Author(s): Sabbert D, Engelbrecht S, Junge W, Sabbert D, Engelbrecht S, Junge W
Abstract Share this page
Abstract The enzyme ATP synthase, or F-ATPase, is present in the membranes of bacteria, chloroplasts and mitochondria. Its structure is bipartite, with a proton-conducting, integral membrane portion, F0, and a peripheral portion, F1. Solubilized F1 is composed of five different subunits, (alpha beta)3 gamma delta epsilon, and is active as an ATPase. The function of F-ATPase is to couple proton translocation through F0 with ATP synthesis in F1 (ref.3). Several lines of evidence support the spontaneous formation of ATP on F1 (refs 4,5) and its endergonic release at cooperative and rotating (or at least alternating) sites.
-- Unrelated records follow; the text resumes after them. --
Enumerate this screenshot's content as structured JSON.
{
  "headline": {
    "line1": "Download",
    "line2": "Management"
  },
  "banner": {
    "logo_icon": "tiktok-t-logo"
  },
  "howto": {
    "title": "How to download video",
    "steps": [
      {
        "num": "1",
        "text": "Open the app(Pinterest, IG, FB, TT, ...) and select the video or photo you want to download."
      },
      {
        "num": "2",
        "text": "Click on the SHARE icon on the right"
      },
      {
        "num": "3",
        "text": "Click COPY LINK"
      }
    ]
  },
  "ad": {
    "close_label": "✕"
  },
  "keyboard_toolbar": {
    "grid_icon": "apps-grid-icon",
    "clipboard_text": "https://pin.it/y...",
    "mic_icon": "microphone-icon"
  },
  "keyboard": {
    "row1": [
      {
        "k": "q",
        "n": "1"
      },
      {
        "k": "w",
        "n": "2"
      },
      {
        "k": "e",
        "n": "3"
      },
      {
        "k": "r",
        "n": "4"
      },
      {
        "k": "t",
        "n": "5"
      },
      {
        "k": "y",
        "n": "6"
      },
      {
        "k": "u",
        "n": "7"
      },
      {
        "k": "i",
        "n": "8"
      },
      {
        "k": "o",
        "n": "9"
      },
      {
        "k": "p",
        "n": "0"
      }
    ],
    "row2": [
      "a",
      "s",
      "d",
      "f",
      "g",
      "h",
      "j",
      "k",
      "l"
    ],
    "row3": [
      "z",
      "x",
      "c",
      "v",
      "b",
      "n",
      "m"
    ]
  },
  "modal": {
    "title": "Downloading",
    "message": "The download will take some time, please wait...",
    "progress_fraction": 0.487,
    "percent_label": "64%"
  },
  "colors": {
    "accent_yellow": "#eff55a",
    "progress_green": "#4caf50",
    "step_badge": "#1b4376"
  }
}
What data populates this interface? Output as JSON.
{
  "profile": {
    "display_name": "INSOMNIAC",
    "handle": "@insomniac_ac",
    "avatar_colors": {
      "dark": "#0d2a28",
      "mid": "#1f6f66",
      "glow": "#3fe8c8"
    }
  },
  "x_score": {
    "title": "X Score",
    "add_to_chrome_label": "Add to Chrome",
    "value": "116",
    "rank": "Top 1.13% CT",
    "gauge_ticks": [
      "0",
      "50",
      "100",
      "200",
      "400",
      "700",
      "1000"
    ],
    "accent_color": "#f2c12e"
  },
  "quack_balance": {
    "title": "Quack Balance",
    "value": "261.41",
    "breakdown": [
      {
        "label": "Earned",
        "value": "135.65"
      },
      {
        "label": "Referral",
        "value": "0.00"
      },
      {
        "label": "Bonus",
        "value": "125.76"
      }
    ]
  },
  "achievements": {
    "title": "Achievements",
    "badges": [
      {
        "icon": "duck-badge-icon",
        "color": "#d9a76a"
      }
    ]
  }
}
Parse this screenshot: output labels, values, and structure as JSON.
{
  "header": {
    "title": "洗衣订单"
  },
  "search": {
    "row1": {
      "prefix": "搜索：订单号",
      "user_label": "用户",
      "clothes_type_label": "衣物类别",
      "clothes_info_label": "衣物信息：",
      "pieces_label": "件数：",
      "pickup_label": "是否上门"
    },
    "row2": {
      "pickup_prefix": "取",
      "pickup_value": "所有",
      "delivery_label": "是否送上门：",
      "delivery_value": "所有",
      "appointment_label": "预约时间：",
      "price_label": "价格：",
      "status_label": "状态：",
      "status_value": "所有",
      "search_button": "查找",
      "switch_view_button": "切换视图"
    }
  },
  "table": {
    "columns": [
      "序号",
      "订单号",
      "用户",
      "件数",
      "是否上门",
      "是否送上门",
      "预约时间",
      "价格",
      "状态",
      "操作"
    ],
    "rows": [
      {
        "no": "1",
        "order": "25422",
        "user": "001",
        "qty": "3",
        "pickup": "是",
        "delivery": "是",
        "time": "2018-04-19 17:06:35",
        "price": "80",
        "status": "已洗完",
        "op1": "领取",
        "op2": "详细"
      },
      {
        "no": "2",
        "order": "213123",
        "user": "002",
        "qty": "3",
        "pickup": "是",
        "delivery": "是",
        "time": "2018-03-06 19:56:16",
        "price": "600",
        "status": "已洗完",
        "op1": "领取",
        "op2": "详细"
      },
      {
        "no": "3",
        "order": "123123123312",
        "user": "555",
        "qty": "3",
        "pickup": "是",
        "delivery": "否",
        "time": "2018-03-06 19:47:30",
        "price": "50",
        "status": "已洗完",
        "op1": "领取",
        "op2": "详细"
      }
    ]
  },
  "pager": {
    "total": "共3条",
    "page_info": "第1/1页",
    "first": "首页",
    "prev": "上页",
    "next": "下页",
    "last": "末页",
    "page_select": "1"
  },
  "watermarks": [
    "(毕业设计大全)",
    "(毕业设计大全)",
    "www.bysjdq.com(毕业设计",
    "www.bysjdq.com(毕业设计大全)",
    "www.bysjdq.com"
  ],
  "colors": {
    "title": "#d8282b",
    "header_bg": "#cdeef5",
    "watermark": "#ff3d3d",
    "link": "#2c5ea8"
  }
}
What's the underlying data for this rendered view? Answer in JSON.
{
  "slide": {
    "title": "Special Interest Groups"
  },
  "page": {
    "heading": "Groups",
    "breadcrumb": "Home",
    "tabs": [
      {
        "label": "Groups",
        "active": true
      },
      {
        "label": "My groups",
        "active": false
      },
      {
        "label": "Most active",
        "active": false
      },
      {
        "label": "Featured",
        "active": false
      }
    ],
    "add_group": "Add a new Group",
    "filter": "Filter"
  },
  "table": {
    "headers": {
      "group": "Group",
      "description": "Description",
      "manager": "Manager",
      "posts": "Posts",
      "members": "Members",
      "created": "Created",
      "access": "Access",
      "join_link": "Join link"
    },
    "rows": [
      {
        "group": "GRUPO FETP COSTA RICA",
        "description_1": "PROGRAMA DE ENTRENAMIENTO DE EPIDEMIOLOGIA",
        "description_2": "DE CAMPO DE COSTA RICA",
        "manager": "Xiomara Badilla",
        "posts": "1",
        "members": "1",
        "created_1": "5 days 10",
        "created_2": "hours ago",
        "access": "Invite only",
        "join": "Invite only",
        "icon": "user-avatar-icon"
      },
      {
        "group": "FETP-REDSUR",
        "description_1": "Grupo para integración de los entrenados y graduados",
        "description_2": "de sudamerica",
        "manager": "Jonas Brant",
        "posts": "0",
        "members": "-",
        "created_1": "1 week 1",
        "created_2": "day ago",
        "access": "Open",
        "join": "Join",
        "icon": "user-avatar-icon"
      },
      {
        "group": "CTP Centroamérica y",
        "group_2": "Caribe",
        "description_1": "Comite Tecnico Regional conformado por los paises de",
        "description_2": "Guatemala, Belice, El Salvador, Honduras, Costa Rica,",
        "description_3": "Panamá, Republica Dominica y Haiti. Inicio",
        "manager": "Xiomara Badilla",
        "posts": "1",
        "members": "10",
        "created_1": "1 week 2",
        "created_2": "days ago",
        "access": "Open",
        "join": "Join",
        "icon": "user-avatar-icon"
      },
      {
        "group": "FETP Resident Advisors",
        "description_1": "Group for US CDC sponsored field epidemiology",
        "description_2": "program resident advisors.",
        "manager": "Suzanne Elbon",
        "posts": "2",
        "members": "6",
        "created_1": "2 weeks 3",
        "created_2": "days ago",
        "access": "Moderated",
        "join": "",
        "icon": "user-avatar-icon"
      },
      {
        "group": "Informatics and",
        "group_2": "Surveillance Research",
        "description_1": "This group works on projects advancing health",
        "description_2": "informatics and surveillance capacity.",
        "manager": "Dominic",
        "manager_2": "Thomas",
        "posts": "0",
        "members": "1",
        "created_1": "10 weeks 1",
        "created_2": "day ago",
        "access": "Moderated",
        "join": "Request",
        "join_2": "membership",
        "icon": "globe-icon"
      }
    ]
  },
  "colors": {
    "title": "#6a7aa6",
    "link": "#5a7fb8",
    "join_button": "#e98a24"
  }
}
The release of ATP at the expense of protonmotive force might involve mechanical energy transduction from F0 into F1 by rotation of the smaller subunits (mainly gamma) within (alpha beta)3, the catalytic hexagon of F1 as suggested by electron microscopy, by X-ray crystal structure analysis and by the use of cleavable crosslinkers. Here we record an intersubunit rotation in real time in the functional enzyme by applying polarized absorption relaxation after photobleaching to immobilized F1 with eosin-labelled gamma. We observe the rotation of gamma relative to immobilized (alpha beta)3 in a timespan of 100 ms, compatible with the rate of ATP hydrolysis by immobilized F1. Its angular range, which is of at least 200 degrees, favours a triple-site mechanism of catalysis, with gamma acting as a crankshaft in (alpha beta)3. The rotation of gamma is blocked when ATP is substituted with its non-hydrolysable analogue AMP-PNP.
This article was published in Nature
and referenced in Biosensors Journal